• **DIRECTIONS FOR THIS TASK**: Pull every line holding the string "icon" from the records below.

• **RECORDS PROVIDED**:
________________________________________

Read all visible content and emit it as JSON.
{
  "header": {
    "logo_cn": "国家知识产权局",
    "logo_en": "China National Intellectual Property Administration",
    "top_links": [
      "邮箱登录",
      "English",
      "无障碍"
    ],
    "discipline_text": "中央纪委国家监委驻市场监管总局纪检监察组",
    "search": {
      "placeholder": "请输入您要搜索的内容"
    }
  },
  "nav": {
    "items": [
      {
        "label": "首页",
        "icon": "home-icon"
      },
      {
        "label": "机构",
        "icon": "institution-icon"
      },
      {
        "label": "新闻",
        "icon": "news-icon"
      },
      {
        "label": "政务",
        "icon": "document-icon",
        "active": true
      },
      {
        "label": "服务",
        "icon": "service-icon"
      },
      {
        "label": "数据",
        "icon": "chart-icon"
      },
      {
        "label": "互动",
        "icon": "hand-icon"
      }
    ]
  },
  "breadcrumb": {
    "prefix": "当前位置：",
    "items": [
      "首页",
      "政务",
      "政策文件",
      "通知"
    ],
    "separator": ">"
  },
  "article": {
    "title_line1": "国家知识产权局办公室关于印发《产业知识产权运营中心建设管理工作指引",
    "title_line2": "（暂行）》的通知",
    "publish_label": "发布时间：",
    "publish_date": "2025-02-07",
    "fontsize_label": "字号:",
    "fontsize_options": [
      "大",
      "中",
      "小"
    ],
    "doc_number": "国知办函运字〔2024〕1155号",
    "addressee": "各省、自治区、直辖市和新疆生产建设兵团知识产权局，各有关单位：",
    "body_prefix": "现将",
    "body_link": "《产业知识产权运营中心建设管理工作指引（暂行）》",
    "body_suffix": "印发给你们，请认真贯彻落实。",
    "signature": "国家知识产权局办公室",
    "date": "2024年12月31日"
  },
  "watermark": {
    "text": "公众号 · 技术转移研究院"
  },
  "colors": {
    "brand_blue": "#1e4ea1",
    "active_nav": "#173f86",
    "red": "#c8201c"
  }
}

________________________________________

• **OUTPUT**:
        "icon": "home-icon"
        "icon": "institution-icon"
        "icon": "news-icon"
        "icon": "document-icon",
        "icon": "service-icon"
        "icon": "chart-icon"
        "icon": "hand-icon"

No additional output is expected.